There is also the difference between biologically-primary skills and biologically-secondary skills: children become experts in biologically-primary skills with little to no effort because there is universal acquisition, while biologically-secondary skills utilize biologically-primary skills, but the way they utilize them is culturally determined, and the acquisition of these skills usually requires tedious practice and repetition, like that which occurs in a classroom (personal communication). Society’s main goal, with regards to schooling, should be to make sure that children are fully utilizing and developing their biologically-primary skills, like walking, speaking, and awareness of numeracy; however, there are some merits to teaching reading/mathematics during the preschool age. During this age, children still have not gone through the entire synaptic pruning process, meaning that they can build a larger epistemology that can last a lifetime (personal communication). They have more neural plasticity that allows them to create schemas for the things they learn, which includes reading and complex numeracy. But just because we can teach children something, does not mean that we should.

Children, while in preschool and the beginnings of kindergarten, should not be taught complex reading and numeracy. We should focus on honing their biologically-primary and conceptual skills. Visual perception in children is an important and necessary skill that we use to build other perceptions, so schooling should be utilized to focus more on helping children develop and master that skill (Bjorklund et al. 99). Audition and vision work together to help a child learn about the world about them, and form the patterns, expectations, and concepts that keep the child alive (personal communication).
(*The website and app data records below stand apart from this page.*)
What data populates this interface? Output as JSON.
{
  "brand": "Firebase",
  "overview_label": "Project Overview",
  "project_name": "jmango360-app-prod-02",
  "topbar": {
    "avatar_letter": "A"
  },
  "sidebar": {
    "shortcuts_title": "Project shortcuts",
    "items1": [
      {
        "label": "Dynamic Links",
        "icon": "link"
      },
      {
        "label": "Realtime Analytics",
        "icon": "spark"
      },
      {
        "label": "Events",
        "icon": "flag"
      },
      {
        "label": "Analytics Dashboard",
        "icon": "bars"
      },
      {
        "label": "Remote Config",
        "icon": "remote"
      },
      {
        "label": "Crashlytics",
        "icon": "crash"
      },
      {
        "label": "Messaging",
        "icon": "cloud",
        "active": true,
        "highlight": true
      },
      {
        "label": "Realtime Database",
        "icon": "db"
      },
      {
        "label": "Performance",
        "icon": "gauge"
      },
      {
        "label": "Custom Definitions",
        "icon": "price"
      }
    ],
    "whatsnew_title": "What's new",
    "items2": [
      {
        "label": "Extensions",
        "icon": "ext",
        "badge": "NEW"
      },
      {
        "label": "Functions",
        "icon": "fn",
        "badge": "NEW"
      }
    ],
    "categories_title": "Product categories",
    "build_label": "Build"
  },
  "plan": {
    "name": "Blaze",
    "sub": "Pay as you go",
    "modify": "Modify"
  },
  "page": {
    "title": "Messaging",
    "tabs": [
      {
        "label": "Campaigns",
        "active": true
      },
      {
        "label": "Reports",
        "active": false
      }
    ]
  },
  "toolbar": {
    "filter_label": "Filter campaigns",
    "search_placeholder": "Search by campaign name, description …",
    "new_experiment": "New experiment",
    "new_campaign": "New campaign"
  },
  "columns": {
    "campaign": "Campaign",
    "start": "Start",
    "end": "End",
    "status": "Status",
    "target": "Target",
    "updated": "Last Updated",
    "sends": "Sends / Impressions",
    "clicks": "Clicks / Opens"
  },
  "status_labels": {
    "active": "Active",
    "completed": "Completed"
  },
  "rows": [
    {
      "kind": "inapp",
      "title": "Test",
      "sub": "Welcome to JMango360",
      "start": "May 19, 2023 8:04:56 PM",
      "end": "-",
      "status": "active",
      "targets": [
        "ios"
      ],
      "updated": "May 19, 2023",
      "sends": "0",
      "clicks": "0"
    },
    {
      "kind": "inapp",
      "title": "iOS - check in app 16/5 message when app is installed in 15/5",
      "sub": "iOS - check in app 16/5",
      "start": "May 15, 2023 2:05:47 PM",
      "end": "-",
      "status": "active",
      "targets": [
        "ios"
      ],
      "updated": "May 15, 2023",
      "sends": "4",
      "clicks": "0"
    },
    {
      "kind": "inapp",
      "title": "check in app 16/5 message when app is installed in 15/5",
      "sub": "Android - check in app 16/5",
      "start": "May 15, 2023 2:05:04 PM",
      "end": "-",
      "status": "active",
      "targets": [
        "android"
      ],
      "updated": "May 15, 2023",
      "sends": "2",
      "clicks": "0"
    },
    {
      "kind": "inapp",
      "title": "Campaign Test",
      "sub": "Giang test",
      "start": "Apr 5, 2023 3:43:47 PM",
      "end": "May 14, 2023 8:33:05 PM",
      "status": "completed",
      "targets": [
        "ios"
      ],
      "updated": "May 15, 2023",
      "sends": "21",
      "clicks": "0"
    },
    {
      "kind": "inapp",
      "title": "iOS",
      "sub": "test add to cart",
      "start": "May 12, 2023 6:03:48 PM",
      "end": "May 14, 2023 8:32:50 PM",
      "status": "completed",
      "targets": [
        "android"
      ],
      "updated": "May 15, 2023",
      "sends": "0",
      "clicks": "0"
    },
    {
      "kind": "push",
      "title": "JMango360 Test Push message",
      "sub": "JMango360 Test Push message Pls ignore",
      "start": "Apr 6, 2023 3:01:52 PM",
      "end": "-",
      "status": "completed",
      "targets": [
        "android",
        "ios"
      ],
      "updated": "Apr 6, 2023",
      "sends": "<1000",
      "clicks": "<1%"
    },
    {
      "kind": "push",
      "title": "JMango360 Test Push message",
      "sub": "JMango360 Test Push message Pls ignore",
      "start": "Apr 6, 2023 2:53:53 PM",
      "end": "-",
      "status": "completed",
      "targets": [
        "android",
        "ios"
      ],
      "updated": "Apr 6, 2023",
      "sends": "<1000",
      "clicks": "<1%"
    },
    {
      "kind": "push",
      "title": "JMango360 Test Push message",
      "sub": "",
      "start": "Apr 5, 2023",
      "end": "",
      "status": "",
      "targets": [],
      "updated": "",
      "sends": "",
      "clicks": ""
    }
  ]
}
We also need to nurture a child’s natural abilities and active effects, and respect the aspects in which they may not thrive and act accordingly, not force intense schooling on them from an early age. Active effects between a child’s genes and behavior occur when a child’s genotype influences the type of environments with which they choose to engage (Bjorklund et al. 41). These certain environments are compatible with their genetic constitution, and these environments are what shapes the child’s cognition (Bjorklund et al. 41). Some children are simply not able to fully comprehend complicated reading and numeracy because of their genetic make-up, and school systems should not force that upon them if the children do not feel comfortable. Children are well aware of what makes them feel comfortable or not, as shown by the Goldilocks Effect. The Goldilocks Effect is the phenomenon where “infants take an active role in sampling their environment,” looking longer at stimuli that is not too simple nor too complex (Bjorklund et al. 105). Premature complex schooling for children has the potential to harm their natural cognitive abilities, and we need to recognize that and take action.
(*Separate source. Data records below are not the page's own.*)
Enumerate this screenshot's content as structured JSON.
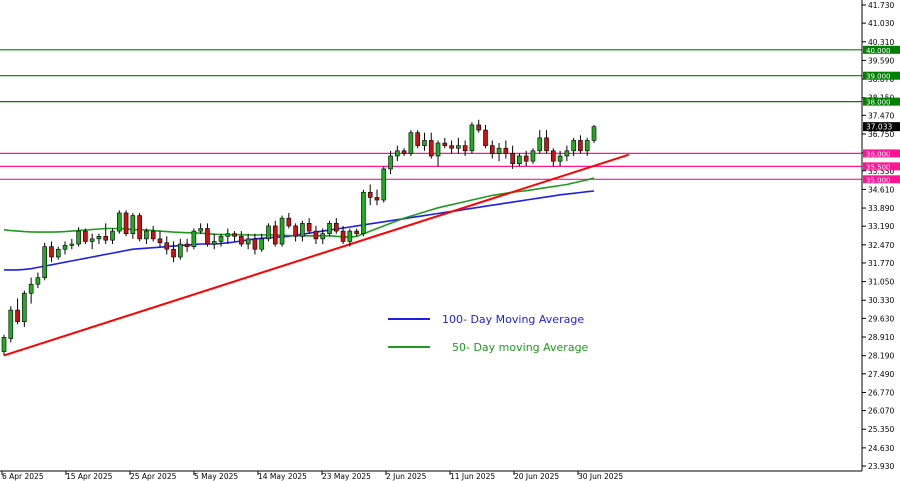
{
  "chart_data": {
    "type": "candlestick",
    "y_axis": {
      "ticks": [
        "41.730",
        "41.030",
        "40.310",
        "39.590",
        "38.870",
        "38.150",
        "37.470",
        "36.750",
        "36.030",
        "35.330",
        "34.610",
        "33.890",
        "33.190",
        "32.470",
        "31.770",
        "31.050",
        "30.330",
        "29.630",
        "28.910",
        "28.190",
        "27.490",
        "26.770",
        "26.070",
        "25.350",
        "24.630",
        "23.930"
      ],
      "range": [
        23.93,
        41.73
      ]
    },
    "x_axis": {
      "labels": [
        "6 Apr 2025",
        "15 Apr 2025",
        "25 Apr 2025",
        "5 May 2025",
        "14 May 2025",
        "23 May 2025",
        "2 Jun 2025",
        "11 Jun 2025",
        "20 Jun 2025",
        "30 Jun 2025"
      ]
    },
    "last_price": "37.033",
    "horizontal_levels": [
      {
        "value": 40.0,
        "label": "40.000",
        "color": "#008000"
      },
      {
        "value": 39.0,
        "label": "39.000",
        "color": "#008000"
      },
      {
        "value": 38.0,
        "label": "38.000",
        "color": "#008000"
      },
      {
        "value": 36.0,
        "label": "36.000",
        "color": "#ff1493"
      },
      {
        "value": 35.5,
        "label": "35.500",
        "color": "#ff1493"
      },
      {
        "value": 35.0,
        "label": "35.000",
        "color": "#ff1493"
      }
    ],
    "trendline": {
      "from": [
        0,
        28.2
      ],
      "to": [
        88,
        35.75
      ],
      "color": "#ff0000"
    },
    "candles": [
      [
        28.35,
        29.0,
        28.2,
        28.9
      ],
      [
        28.85,
        30.1,
        28.7,
        29.95
      ],
      [
        29.95,
        30.4,
        29.4,
        29.5
      ],
      [
        29.5,
        30.7,
        29.3,
        30.6
      ],
      [
        30.6,
        31.2,
        30.2,
        30.95
      ],
      [
        30.95,
        31.4,
        30.8,
        31.2
      ],
      [
        31.2,
        32.55,
        31.1,
        32.4
      ],
      [
        32.4,
        32.6,
        31.8,
        32.0
      ],
      [
        32.0,
        32.4,
        31.9,
        32.3
      ],
      [
        32.3,
        32.6,
        32.1,
        32.45
      ],
      [
        32.45,
        32.7,
        32.3,
        32.5
      ],
      [
        32.5,
        33.15,
        32.4,
        33.0
      ],
      [
        33.0,
        33.1,
        32.5,
        32.6
      ],
      [
        32.6,
        32.9,
        32.3,
        32.7
      ],
      [
        32.7,
        32.9,
        32.5,
        32.8
      ],
      [
        32.8,
        33.3,
        32.5,
        32.65
      ],
      [
        32.65,
        33.1,
        32.5,
        33.0
      ],
      [
        33.0,
        33.8,
        32.9,
        33.7
      ],
      [
        33.7,
        33.8,
        32.8,
        32.9
      ],
      [
        32.9,
        33.7,
        32.7,
        33.6
      ],
      [
        33.6,
        33.7,
        32.6,
        32.7
      ],
      [
        32.7,
        33.1,
        32.5,
        33.0
      ],
      [
        33.0,
        33.2,
        32.6,
        32.7
      ],
      [
        32.7,
        33.0,
        32.4,
        32.55
      ],
      [
        32.55,
        32.8,
        32.1,
        32.3
      ],
      [
        32.3,
        32.6,
        31.8,
        32.0
      ],
      [
        32.0,
        32.7,
        31.9,
        32.5
      ],
      [
        32.5,
        32.7,
        32.2,
        32.4
      ],
      [
        32.4,
        33.1,
        32.3,
        33.0
      ],
      [
        33.0,
        33.3,
        32.9,
        33.1
      ],
      [
        33.1,
        33.3,
        32.4,
        32.5
      ],
      [
        32.5,
        32.9,
        32.3,
        32.6
      ],
      [
        32.6,
        32.9,
        32.4,
        32.8
      ],
      [
        32.8,
        33.1,
        32.5,
        32.9
      ],
      [
        32.9,
        33.0,
        32.6,
        32.8
      ],
      [
        32.8,
        33.0,
        32.4,
        32.5
      ],
      [
        32.5,
        32.9,
        32.3,
        32.7
      ],
      [
        32.7,
        32.9,
        32.1,
        32.3
      ],
      [
        32.3,
        32.9,
        32.2,
        32.7
      ],
      [
        32.7,
        33.3,
        32.6,
        33.2
      ],
      [
        33.2,
        33.4,
        32.4,
        32.5
      ],
      [
        32.5,
        33.6,
        32.4,
        33.5
      ],
      [
        33.5,
        33.7,
        33.1,
        33.2
      ],
      [
        33.2,
        33.3,
        32.6,
        32.8
      ],
      [
        32.8,
        33.4,
        32.6,
        33.3
      ],
      [
        33.3,
        33.5,
        32.9,
        33.0
      ],
      [
        33.0,
        33.2,
        32.5,
        32.7
      ],
      [
        32.7,
        33.1,
        32.5,
        32.9
      ],
      [
        32.9,
        33.4,
        32.8,
        33.3
      ],
      [
        33.3,
        33.5,
        32.9,
        33.0
      ],
      [
        33.0,
        33.2,
        32.5,
        32.6
      ],
      [
        32.6,
        33.1,
        32.4,
        33.0
      ],
      [
        33.0,
        33.1,
        32.8,
        32.9
      ],
      [
        32.9,
        34.6,
        32.8,
        34.5
      ],
      [
        34.5,
        34.8,
        34.0,
        34.3
      ],
      [
        34.3,
        34.6,
        34.0,
        34.2
      ],
      [
        34.2,
        35.5,
        34.1,
        35.4
      ],
      [
        35.4,
        36.1,
        35.2,
        35.9
      ],
      [
        35.9,
        36.3,
        35.7,
        36.1
      ],
      [
        36.1,
        36.2,
        35.9,
        36.0
      ],
      [
        36.0,
        36.9,
        35.9,
        36.8
      ],
      [
        36.8,
        36.9,
        36.2,
        36.3
      ],
      [
        36.3,
        36.8,
        36.1,
        36.5
      ],
      [
        36.5,
        36.8,
        35.8,
        35.9
      ],
      [
        35.9,
        36.5,
        35.5,
        36.4
      ],
      [
        36.4,
        36.6,
        36.2,
        36.3
      ],
      [
        36.3,
        36.5,
        36.0,
        36.2
      ],
      [
        36.2,
        36.6,
        36.0,
        36.3
      ],
      [
        36.3,
        36.5,
        35.9,
        36.1
      ],
      [
        36.1,
        37.2,
        36.0,
        37.1
      ],
      [
        37.1,
        37.3,
        36.8,
        36.9
      ],
      [
        36.9,
        37.1,
        36.2,
        36.3
      ],
      [
        36.3,
        36.5,
        35.8,
        36.0
      ],
      [
        36.0,
        36.4,
        35.7,
        36.2
      ],
      [
        36.2,
        36.5,
        35.8,
        36.0
      ],
      [
        36.0,
        36.3,
        35.4,
        35.6
      ],
      [
        35.6,
        36.0,
        35.5,
        35.9
      ],
      [
        35.9,
        36.1,
        35.5,
        35.7
      ],
      [
        35.7,
        36.2,
        35.6,
        36.1
      ],
      [
        36.1,
        36.9,
        36.0,
        36.6
      ],
      [
        36.6,
        36.9,
        36.0,
        36.1
      ],
      [
        36.1,
        36.2,
        35.5,
        35.7
      ],
      [
        35.7,
        36.1,
        35.5,
        35.9
      ],
      [
        35.9,
        36.3,
        35.7,
        36.1
      ],
      [
        36.1,
        36.6,
        35.9,
        36.5
      ],
      [
        36.5,
        36.7,
        36.0,
        36.1
      ],
      [
        36.1,
        36.6,
        35.9,
        36.5
      ],
      [
        36.5,
        37.1,
        36.4,
        37.033
      ]
    ],
    "series": [
      {
        "name": "100- Day Moving Average",
        "color": "#1e1ee6",
        "values": [
          31.5,
          31.5,
          31.5,
          31.52,
          31.55,
          31.6,
          31.65,
          31.7,
          31.75,
          31.8,
          31.85,
          31.9,
          31.95,
          32.0,
          32.05,
          32.1,
          32.15,
          32.2,
          32.25,
          32.3,
          32.32,
          32.34,
          32.36,
          32.38,
          32.4,
          32.42,
          32.44,
          32.46,
          32.48,
          32.5,
          32.5,
          32.5,
          32.52,
          32.55,
          32.58,
          32.62,
          32.66,
          32.7,
          32.72,
          32.74,
          32.76,
          32.78,
          32.8,
          32.84,
          32.88,
          32.92,
          32.96,
          33.0,
          33.04,
          33.08,
          33.12,
          33.16,
          33.2,
          33.24,
          33.28,
          33.32,
          33.36,
          33.4,
          33.44,
          33.48,
          33.52,
          33.56,
          33.6,
          33.64,
          33.68,
          33.72,
          33.76,
          33.8,
          33.84,
          33.88,
          33.92,
          33.96,
          34.0,
          34.04,
          34.08,
          34.12,
          34.16,
          34.2,
          34.24,
          34.28,
          34.32,
          34.36,
          34.4,
          34.43,
          34.46,
          34.49,
          34.52,
          34.55
        ]
      },
      {
        "name": "50- Day moving Average",
        "color": "#1f9a1f",
        "values": [
          33.05,
          33.02,
          33.0,
          32.98,
          32.97,
          32.96,
          32.96,
          32.96,
          32.97,
          32.98,
          33.0,
          33.02,
          33.04,
          33.06,
          33.08,
          33.1,
          33.1,
          33.1,
          33.08,
          33.06,
          33.05,
          33.04,
          33.02,
          33.0,
          32.98,
          32.96,
          32.95,
          32.94,
          32.93,
          32.92,
          32.9,
          32.88,
          32.87,
          32.86,
          32.86,
          32.86,
          32.85,
          32.85,
          32.85,
          32.85,
          32.85,
          32.84,
          32.83,
          32.82,
          32.82,
          32.82,
          32.82,
          32.82,
          32.82,
          32.8,
          32.78,
          32.76,
          32.8,
          32.9,
          33.0,
          33.1,
          33.2,
          33.3,
          33.4,
          33.5,
          33.58,
          33.66,
          33.74,
          33.82,
          33.9,
          33.96,
          34.02,
          34.08,
          34.14,
          34.2,
          34.26,
          34.32,
          34.38,
          34.42,
          34.46,
          34.5,
          34.53,
          34.56,
          34.6,
          34.64,
          34.68,
          34.72,
          34.76,
          34.8,
          34.86,
          34.92,
          34.98,
          35.05
        ]
      }
    ],
    "legend": [
      {
        "label": "100- Day Moving Average",
        "color": "#1e1ee6"
      },
      {
        "label": "50- Day moving Average",
        "color": "#1f9a1f"
      }
    ],
    "colors": {
      "up": "#22aa22",
      "down": "#cc1111",
      "axis": "#000000"
    }
  }
}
There are many different pathways that we, as a nation, can take to rectify the school system to accommodate children and their natural abilities. Preschools could set up programs to expose children to language (both written and verbal), but mostly to build their social abilities and teach them how to be, well, people. Preschools should also mostly be about watching the children to see who may be lacking developmentally so they can decide whether it needs action, and then act accordingly, either by intervention or different level classes. Preschool should prepare children for the world as a whole, not just the world of school.


Bjorklund, D. F., & Causey, K. B. (2018). Children’s thinking: cognitive development and individual differences. Los Angeles: SAGE.

Kleinknecht, Personal Communication, February, 2020